• [Directions] Which lines of the data contain the string "Order"? Copy every one of them.
── Data for this task
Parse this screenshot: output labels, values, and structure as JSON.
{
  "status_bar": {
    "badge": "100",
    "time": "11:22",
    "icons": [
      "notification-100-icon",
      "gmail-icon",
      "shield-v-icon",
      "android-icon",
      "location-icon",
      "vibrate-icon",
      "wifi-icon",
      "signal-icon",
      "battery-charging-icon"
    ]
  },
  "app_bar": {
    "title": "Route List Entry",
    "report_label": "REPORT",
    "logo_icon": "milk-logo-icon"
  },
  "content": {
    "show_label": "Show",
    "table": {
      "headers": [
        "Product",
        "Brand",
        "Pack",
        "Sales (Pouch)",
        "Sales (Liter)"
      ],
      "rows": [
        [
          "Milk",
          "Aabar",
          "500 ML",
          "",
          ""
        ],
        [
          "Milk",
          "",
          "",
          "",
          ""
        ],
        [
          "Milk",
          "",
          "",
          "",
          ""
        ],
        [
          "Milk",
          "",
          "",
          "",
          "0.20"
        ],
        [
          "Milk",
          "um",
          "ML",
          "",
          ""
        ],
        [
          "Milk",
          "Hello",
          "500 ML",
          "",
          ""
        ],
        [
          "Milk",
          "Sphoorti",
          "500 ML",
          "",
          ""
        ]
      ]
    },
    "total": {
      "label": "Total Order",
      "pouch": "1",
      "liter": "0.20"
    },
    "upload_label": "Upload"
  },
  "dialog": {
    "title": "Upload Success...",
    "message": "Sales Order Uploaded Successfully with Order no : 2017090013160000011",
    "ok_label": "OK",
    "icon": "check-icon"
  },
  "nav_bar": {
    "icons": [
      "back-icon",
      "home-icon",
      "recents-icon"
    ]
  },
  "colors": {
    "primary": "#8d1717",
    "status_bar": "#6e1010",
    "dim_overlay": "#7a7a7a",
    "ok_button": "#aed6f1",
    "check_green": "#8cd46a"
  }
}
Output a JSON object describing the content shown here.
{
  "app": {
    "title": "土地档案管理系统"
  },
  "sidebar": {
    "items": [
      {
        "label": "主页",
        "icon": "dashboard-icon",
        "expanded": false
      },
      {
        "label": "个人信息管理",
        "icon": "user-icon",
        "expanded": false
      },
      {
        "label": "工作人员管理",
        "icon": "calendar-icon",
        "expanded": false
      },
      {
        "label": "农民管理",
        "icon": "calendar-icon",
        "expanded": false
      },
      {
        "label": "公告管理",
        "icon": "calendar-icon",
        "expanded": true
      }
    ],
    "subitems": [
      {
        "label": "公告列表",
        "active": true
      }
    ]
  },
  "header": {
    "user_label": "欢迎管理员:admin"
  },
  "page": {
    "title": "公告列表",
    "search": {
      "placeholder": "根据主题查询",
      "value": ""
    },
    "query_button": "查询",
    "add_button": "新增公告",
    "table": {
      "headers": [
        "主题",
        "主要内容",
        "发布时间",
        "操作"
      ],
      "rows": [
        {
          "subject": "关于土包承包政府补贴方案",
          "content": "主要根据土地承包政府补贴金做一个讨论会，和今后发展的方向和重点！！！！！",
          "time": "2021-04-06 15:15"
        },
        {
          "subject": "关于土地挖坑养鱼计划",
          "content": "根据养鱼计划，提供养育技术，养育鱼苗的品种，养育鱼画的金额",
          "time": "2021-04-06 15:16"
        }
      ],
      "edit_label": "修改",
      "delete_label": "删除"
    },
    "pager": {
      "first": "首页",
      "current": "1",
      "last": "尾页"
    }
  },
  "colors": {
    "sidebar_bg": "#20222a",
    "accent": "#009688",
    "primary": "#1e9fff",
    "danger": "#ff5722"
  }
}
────
• [Exercise output]
      "label": "Total Order",
    "message": "Sales Order Uploaded Successfully with Order no : 2017090013160000011",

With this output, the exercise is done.